Both Au and Ms Qunhua tell me to be sure to have an audience with Torley Linden, real name Torley Wong, while journeying across SL.
I'm wearing a slutty denim dress and hooker boots, so I decide I need to go shopping in order to be more presentable. I find the Desi Beatz Mall and shop around for an ethnically appropriate outfit. Somehow SL has made me want to be extra ethnic, which is strange since I would rarely dress like this in the real world.
I find a cream-colored, embroidered sari and decide to keep the boots and purple hair I've picked up along the way. I arrive at Torley's office, but I have a hard time finding him because today, Torley is a giant, shiny, watermelon-colored saxophone. He is seated in the middle of his equally watermelon-colored office and as we voice chat, others look on from the sides and I feel as though I am talking with some kind of royal or guru.
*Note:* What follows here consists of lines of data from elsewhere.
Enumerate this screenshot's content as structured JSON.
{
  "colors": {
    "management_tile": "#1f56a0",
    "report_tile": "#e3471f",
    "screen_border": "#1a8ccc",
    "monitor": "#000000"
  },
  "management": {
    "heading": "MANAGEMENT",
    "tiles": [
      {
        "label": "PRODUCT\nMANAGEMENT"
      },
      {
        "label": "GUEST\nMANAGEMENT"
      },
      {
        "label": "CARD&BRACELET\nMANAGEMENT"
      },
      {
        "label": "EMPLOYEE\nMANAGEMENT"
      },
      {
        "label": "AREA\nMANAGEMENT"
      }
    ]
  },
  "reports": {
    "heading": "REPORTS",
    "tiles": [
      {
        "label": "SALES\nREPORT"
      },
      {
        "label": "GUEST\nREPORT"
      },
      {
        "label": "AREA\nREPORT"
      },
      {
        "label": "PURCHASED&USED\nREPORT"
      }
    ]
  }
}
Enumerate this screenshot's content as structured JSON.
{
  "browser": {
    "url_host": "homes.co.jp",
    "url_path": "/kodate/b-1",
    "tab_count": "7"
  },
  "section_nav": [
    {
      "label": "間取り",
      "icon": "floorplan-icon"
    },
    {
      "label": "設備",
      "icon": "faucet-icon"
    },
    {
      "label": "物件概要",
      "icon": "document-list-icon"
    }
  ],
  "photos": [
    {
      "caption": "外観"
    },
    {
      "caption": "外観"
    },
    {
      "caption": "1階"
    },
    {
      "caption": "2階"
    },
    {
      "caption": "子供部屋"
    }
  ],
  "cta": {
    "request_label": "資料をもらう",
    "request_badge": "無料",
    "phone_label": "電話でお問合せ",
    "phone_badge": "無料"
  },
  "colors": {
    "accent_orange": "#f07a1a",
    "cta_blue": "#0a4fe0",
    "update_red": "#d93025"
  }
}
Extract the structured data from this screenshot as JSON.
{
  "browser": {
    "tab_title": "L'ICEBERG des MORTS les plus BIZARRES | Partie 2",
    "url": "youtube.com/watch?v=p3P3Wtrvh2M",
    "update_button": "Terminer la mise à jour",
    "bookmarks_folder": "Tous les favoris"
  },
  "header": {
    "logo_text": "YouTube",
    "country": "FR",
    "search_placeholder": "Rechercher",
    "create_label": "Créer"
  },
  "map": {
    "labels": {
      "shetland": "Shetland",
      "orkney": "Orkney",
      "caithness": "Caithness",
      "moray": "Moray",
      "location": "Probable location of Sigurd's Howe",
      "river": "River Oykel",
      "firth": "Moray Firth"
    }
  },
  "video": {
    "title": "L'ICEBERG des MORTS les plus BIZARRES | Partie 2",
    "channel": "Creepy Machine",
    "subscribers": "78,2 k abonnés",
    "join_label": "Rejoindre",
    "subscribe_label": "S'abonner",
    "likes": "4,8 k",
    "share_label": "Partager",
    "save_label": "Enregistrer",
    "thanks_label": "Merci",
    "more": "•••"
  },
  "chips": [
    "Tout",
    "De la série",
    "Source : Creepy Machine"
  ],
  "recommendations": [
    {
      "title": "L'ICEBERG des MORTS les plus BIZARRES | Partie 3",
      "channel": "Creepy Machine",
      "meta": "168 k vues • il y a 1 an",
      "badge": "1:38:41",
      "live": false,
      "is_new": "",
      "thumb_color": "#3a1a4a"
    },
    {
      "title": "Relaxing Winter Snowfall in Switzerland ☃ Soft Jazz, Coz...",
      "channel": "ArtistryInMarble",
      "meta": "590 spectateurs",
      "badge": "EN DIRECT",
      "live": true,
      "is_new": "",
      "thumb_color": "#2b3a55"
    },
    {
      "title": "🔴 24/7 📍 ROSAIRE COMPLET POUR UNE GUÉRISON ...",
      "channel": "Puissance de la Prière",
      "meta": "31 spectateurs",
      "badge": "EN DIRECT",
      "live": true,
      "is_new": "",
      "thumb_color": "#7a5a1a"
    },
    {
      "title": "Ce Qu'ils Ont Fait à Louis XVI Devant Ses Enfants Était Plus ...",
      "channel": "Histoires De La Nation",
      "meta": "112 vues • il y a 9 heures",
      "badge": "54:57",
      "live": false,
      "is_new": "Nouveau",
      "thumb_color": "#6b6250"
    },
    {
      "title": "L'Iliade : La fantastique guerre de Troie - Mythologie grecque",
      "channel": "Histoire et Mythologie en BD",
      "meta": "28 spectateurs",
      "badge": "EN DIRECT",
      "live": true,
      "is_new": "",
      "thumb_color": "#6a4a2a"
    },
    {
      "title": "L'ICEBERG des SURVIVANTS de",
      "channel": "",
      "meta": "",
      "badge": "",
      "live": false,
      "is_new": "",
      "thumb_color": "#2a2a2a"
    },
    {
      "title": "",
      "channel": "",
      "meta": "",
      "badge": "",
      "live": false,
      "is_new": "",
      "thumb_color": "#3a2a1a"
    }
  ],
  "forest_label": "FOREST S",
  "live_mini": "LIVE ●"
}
Perhaps guru would be more appropriate because Torley-who has been employed by Linden Labworks as the Resident Enlightenment Manager, meaning he focuses on teaching SL skills, setting up tutorials and communication about new features.
Torley joined SL in 2004, after facing some serious health issues in the RL that knocked him off his career as a techno musician. In his biography, it also lists that Torley suffers from Asperger's Syndrome, which is a form of autism that is characterized by difficulty in social interaction. So, he really blossomed in second Life, leading to his current position.
Especially since his current avatar is so out there, I ask him whether he believes that his Asian identity has any importance in SL.
"[My Asian identity] has always been a part of me," Torley says cheerfully in a Canadian accent. "It has become particularly relevant because I am descended from Chinese Hakka scholars and I now am teaching SL residents, so I feel connected to my ancestors who may have been traversing the countryside on horseback or by foot, and here I am teleporting from place to place and doing the same."
Torley says that he expresses his heritage in different ways in SL than he does in the real world and that his watermelon theme and obsession also goes back to his heritage.
"As a kid, my dad used to tell me these stories of Chinese Robin Hood-like characters. Instead of robbing the rich and giving to the poor, they'd apparently roam the countryside and then raid melon farms, taking all those watermelons and handing them out to the not-so-fortunate villages (where agriculture of such a sort couldn't be sustained, I suppose)," Torley tells me. His current saxophone avatar was given to him by an artist named Barney Boomslang. It is just one of over 100 he has, but he only actively uses some 50 of them.
"There are so many talented avatar creators," he explains.
When asked where he thinks SL will be in 10 years, Torley speaks about some basic improvements like more control of avatars and smoother technology, but it is the bigger picture that he feels most passionately about.
"Second Life will continue to help erode artificial (and stupid) barriers, empower people with limited resources to create great things (e.g. consider the cost of transport in real life compared to teleportation in SL!), and inspire hope across the globe," he says. "SL will also keep giving birth to many uses which we couldn't have anticipated, and those surprises of this evolutionary path will be among the most amazing of all."
At the end of the day, Au says that the future may be too bright to tell, but it is the everyday experiences that go beyond the confines of time, space and identity that keep him coming back for more.
"For example, last weekend, I went to see a Pakistani standup comedian who lives in Karachi. He was performing in this post-apocalyptic wasteland. So it looks like Mad Max and his avatar is a chimpanzee. He's pretty funny, talking about stereotypes of Pakistanis, that they're all terrorists, etc. So he's a Pakistani Shiite in the middle of Karachi performing live stand-up comedy in a wasteland and there are robots in the audience and there's smoke from burning trucks and stuff, so, I've never gotten tired of it, there's always so much happening."